[Records provided]
——————

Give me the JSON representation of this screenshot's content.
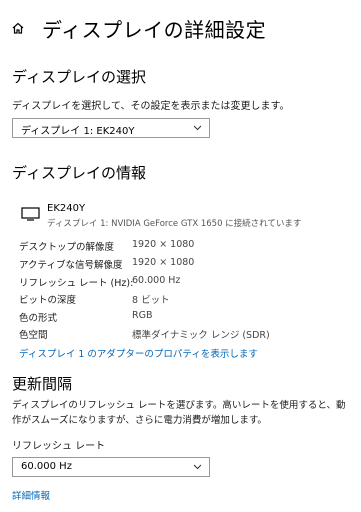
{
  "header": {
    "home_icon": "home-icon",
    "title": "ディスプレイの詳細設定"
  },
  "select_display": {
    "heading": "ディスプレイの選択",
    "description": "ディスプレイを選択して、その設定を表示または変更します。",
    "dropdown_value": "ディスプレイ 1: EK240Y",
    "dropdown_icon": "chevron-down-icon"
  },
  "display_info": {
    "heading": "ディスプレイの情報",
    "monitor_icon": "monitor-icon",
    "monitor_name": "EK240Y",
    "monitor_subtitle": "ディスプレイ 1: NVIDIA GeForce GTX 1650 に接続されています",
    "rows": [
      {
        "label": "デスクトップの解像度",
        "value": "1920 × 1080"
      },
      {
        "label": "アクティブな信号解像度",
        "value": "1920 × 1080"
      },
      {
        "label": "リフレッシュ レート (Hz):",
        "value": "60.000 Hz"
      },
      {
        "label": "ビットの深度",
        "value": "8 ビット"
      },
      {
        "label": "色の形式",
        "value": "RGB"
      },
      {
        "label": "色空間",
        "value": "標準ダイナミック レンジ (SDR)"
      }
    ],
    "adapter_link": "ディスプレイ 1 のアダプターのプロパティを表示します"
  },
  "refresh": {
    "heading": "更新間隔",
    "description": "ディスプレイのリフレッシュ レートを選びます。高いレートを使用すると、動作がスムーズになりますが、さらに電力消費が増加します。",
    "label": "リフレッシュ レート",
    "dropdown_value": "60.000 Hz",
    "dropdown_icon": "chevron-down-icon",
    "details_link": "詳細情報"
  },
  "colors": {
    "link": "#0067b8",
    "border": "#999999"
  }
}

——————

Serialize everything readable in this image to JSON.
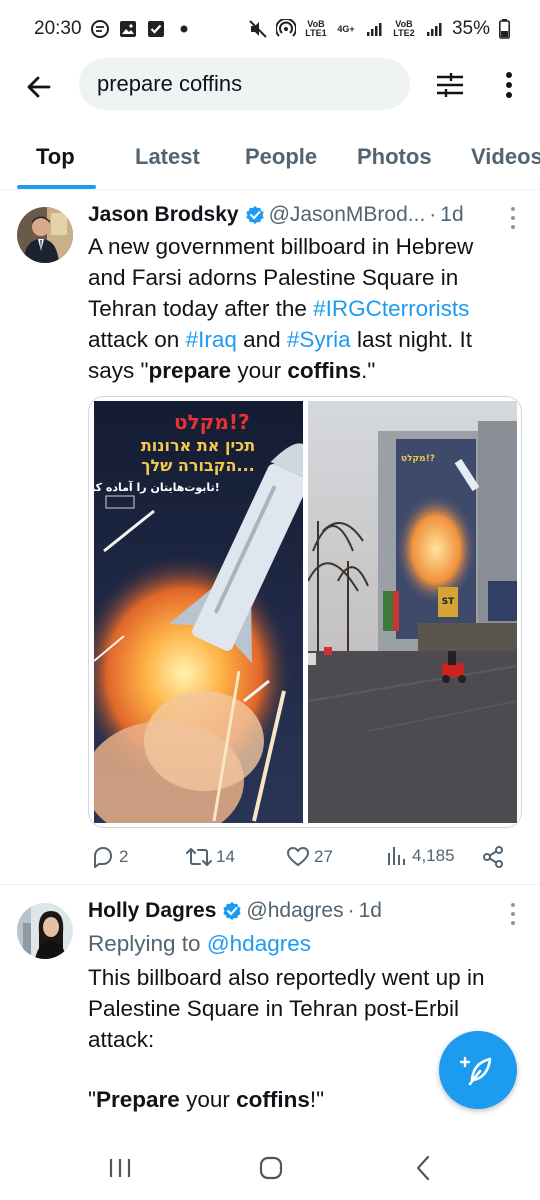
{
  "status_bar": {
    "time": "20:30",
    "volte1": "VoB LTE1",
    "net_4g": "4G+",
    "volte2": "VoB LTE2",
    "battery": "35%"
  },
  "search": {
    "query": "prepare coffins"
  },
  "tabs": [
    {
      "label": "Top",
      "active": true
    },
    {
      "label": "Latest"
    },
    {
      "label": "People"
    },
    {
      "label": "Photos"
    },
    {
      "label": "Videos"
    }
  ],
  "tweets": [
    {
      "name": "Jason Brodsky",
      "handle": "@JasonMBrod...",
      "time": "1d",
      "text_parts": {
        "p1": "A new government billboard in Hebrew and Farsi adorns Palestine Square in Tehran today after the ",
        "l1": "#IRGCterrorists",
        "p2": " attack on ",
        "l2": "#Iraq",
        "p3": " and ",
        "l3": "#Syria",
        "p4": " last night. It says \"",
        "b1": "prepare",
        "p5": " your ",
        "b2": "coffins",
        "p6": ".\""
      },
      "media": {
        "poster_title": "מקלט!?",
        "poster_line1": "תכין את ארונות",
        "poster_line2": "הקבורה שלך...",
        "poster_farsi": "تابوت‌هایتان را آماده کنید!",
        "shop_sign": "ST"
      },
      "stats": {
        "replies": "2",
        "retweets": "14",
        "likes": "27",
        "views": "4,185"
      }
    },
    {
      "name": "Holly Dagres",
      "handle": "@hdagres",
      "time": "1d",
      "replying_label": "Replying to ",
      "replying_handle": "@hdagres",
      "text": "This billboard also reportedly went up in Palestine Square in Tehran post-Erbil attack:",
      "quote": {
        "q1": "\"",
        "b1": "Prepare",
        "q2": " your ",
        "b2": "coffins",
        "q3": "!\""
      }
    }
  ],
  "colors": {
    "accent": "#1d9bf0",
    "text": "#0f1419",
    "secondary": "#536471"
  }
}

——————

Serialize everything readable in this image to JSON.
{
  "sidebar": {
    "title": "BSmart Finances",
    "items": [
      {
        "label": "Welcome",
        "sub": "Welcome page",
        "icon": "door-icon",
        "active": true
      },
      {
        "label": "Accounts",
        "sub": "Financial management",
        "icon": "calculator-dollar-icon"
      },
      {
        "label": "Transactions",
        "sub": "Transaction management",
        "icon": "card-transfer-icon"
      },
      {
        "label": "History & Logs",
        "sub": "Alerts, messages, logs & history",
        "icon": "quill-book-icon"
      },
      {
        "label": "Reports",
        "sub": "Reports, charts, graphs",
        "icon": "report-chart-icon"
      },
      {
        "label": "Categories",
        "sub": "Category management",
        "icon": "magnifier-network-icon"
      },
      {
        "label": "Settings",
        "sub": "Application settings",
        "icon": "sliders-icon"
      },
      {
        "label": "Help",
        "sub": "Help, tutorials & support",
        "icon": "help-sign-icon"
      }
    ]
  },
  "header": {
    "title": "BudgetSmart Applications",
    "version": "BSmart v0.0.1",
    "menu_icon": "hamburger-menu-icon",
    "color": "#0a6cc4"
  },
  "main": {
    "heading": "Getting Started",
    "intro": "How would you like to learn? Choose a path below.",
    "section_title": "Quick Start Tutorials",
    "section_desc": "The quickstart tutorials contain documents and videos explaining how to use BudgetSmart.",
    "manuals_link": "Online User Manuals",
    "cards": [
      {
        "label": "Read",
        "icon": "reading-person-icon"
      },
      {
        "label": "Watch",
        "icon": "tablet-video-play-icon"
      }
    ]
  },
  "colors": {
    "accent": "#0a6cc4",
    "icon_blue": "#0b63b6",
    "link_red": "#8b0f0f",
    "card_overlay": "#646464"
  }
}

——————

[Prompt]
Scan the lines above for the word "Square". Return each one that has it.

[Exercise answer]
        "p1": "A new government billboard in Hebrew and Farsi adorns Palestine Square in Tehran today after the ",
      "text": "This billboard also reportedly went up in Palestine Square in Tehran post-Erbil attack:",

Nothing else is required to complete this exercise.